The data >>
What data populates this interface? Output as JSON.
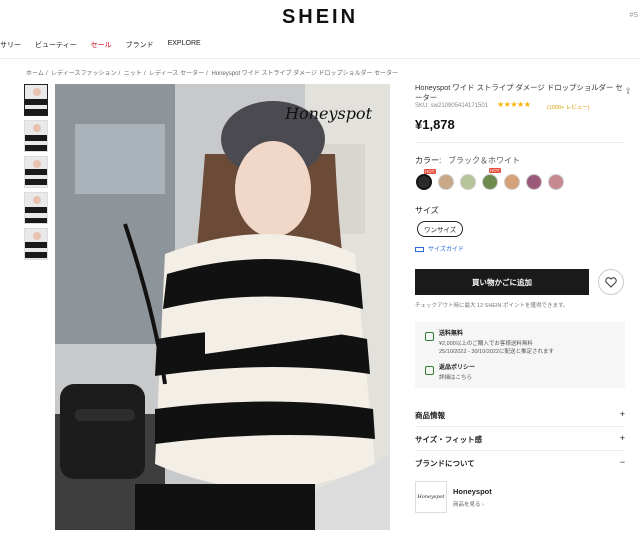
{
  "header": {
    "logo": "SHEIN",
    "corner": "#S"
  },
  "nav": [
    "サリー",
    "ビューティー",
    "セール",
    "ブランド",
    "EXPLORE"
  ],
  "breadcrumb": [
    "ホーム",
    "/",
    "レディースファッション",
    "/",
    "ニット",
    "/",
    "レディース セーター",
    "/",
    "Honeyspot ワイド ストライプ ダメージ ドロップショルダー セーター"
  ],
  "product": {
    "brand_mark": "Honeyspot",
    "title": "Honeyspot ワイド ストライプ ダメージ ドロップショルダー セーター",
    "sku": "SKU: sw2109054141715​01",
    "stars": "★★★★★",
    "reviews": "(1000+ レビュー)",
    "price": "¥1,878",
    "color_label": "カラー:",
    "color_value": "ブラック＆ホワイト",
    "swatch_hot": "HOT",
    "size_label": "サイズ",
    "size_option": "ワンサイズ",
    "size_guide": "サイズガイド",
    "add_to_cart": "買い物かごに追加",
    "points_note": "チェックアウト時に最大 12 SHEIN ポイントを獲得できます。"
  },
  "infobox": {
    "shipping_title": "送料無料",
    "shipping_line1": "¥2,000以上のご購入でお客様送料無料",
    "shipping_line2": "25/10/2022 - 30/10/2022に配送と推定されます",
    "return_title": "返品ポリシー",
    "return_line": "詳細はこちら"
  },
  "accordion": [
    "商品情報",
    "サイズ・フィット感",
    "ブランドについて"
  ],
  "brand": {
    "logo_text": "Honeyspot",
    "name": "Honeyspot",
    "link": "商品を見る ›"
  },
  "colors": {
    "swatches": [
      "#2b2b2b",
      "#c9a88a",
      "#b7c49a",
      "#6f8a4f",
      "#d3a27a",
      "#9c5a7a",
      "#c68a8e"
    ],
    "accent_red": "#d0021b",
    "star": "#f5b400"
  }
}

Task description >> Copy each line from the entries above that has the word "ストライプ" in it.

Task answer >>
    "Honeyspot ワイド ストライプ ダメージ ドロップショルダー セーター"
    "title": "Honeyspot ワイド ストライプ ダメージ ドロップショルダー セーター",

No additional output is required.